* **Exercise prompt**:
Each record should be given again exactly, and any picture in it left out.

* **Data to examine**:
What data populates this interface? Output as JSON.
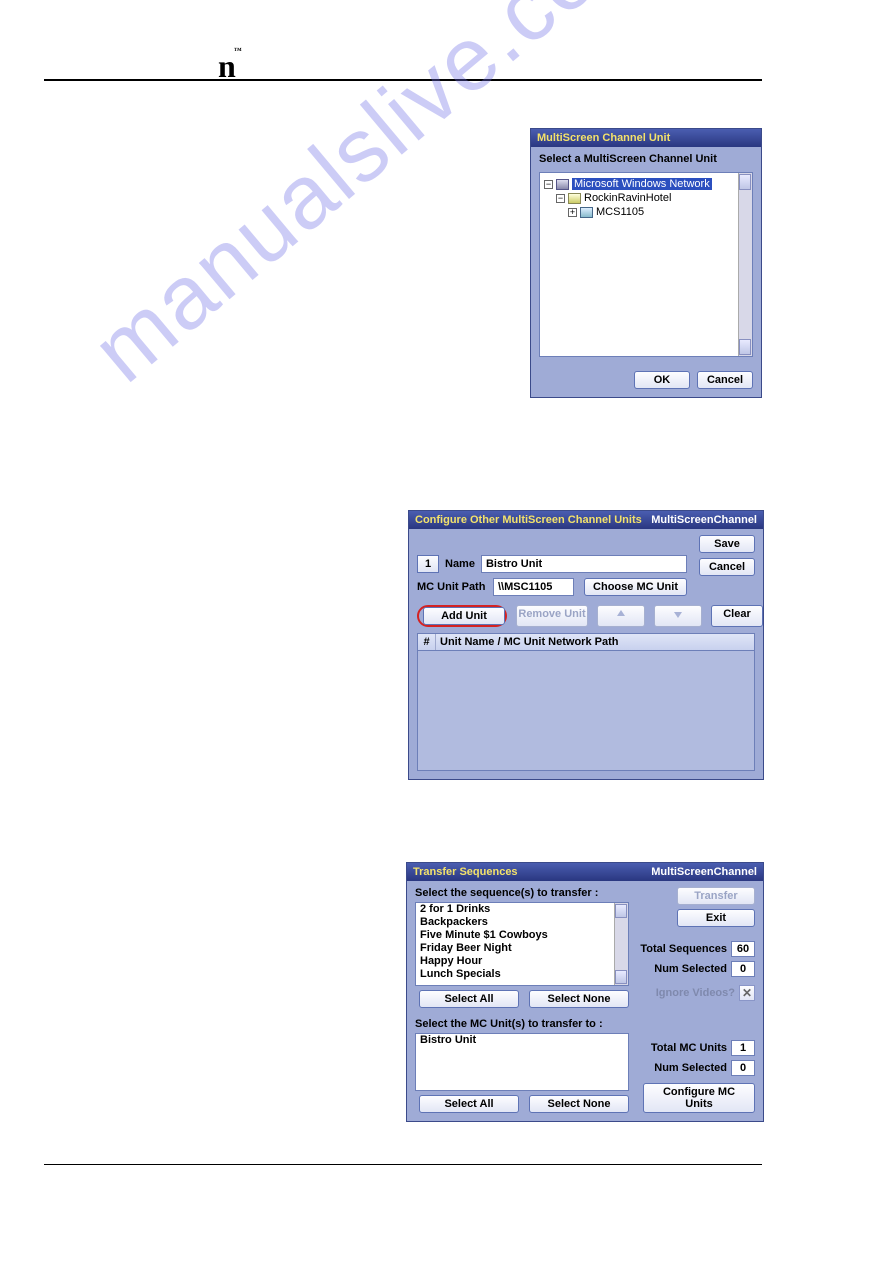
{
  "watermark": "manualslive.com",
  "header": {
    "logo": "n"
  },
  "dialog1": {
    "title": "MultiScreen Channel Unit",
    "prompt": "Select a MultiScreen Channel Unit",
    "tree": [
      {
        "label": "Microsoft Windows Network",
        "level": 0,
        "selected": true,
        "open": true,
        "icon": "net"
      },
      {
        "label": "RockinRavinHotel",
        "level": 1,
        "selected": false,
        "open": true,
        "icon": "wg"
      },
      {
        "label": "MCS1105",
        "level": 2,
        "selected": false,
        "open": false,
        "icon": "comp"
      }
    ],
    "ok": "OK",
    "cancel": "Cancel"
  },
  "dialog2": {
    "title": "Configure Other MultiScreen Channel Units",
    "brand": "MultiScreenChannel",
    "save": "Save",
    "cancel": "Cancel",
    "index": "1",
    "name_label": "Name",
    "name_value": "Bistro Unit",
    "path_label": "MC Unit Path",
    "path_value": "\\\\MSC1105",
    "choose": "Choose MC Unit",
    "add": "Add Unit",
    "remove": "Remove Unit",
    "clear": "Clear",
    "grid_col1": "#",
    "grid_col2": "Unit Name / MC Unit Network Path"
  },
  "dialog3": {
    "title": "Transfer Sequences",
    "brand": "MultiScreenChannel",
    "seq_prompt": "Select the sequence(s) to transfer :",
    "sequences": [
      "2 for 1 Drinks",
      "Backpackers",
      "Five Minute $1 Cowboys",
      "Friday Beer Night",
      "Happy Hour",
      "Lunch Specials"
    ],
    "select_all": "Select All",
    "select_none": "Select None",
    "transfer": "Transfer",
    "exit": "Exit",
    "total_seq_label": "Total Sequences",
    "total_seq_value": "60",
    "num_sel_label": "Num Selected",
    "num_sel_value": "0",
    "ignore_label": "Ignore Videos?",
    "unit_prompt": "Select the MC Unit(s) to transfer to :",
    "units": [
      "Bistro Unit"
    ],
    "total_units_label": "Total MC Units",
    "total_units_value": "1",
    "units_sel_label": "Num Selected",
    "units_sel_value": "0",
    "configure": "Configure MC Units"
  }
}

* **Answer box**:
What data populates this interface? Output as JSON.
{
  "watermark": "manualslive.com",
  "header": {
    "logo": "n"
  },
  "dialog1": {
    "title": "MultiScreen Channel Unit",
    "prompt": "Select a MultiScreen Channel Unit",
    "tree": [
      {
        "label": "Microsoft Windows Network",
        "level": 0,
        "selected": true,
        "open": true,
        "icon": "net"
      },
      {
        "label": "RockinRavinHotel",
        "level": 1,
        "selected": false,
        "open": true,
        "icon": "wg"
      },
      {
        "label": "MCS1105",
        "level": 2,
        "selected": false,
        "open": false,
        "icon": "comp"
      }
    ],
    "ok": "OK",
    "cancel": "Cancel"
  },
  "dialog2": {
    "title": "Configure Other MultiScreen Channel Units",
    "brand": "MultiScreenChannel",
    "save": "Save",
    "cancel": "Cancel",
    "index": "1",
    "name_label": "Name",
    "name_value": "Bistro Unit",
    "path_label": "MC Unit Path",
    "path_value": "\\\\MSC1105",
    "choose": "Choose MC Unit",
    "add": "Add Unit",
    "remove": "Remove Unit",
    "clear": "Clear",
    "grid_col1": "#",
    "grid_col2": "Unit Name / MC Unit Network Path"
  },
  "dialog3": {
    "title": "Transfer Sequences",
    "brand": "MultiScreenChannel",
    "seq_prompt": "Select the sequence(s) to transfer :",
    "sequences": [
      "2 for 1 Drinks",
      "Backpackers",
      "Five Minute $1 Cowboys",
      "Friday Beer Night",
      "Happy Hour",
      "Lunch Specials"
    ],
    "select_all": "Select All",
    "select_none": "Select None",
    "transfer": "Transfer",
    "exit": "Exit",
    "total_seq_label": "Total Sequences",
    "total_seq_value": "60",
    "num_sel_label": "Num Selected",
    "num_sel_value": "0",
    "ignore_label": "Ignore Videos?",
    "unit_prompt": "Select the MC Unit(s) to transfer to :",
    "units": [
      "Bistro Unit"
    ],
    "total_units_label": "Total MC Units",
    "total_units_value": "1",
    "units_sel_label": "Num Selected",
    "units_sel_value": "0",
    "configure": "Configure MC Units"
  }
}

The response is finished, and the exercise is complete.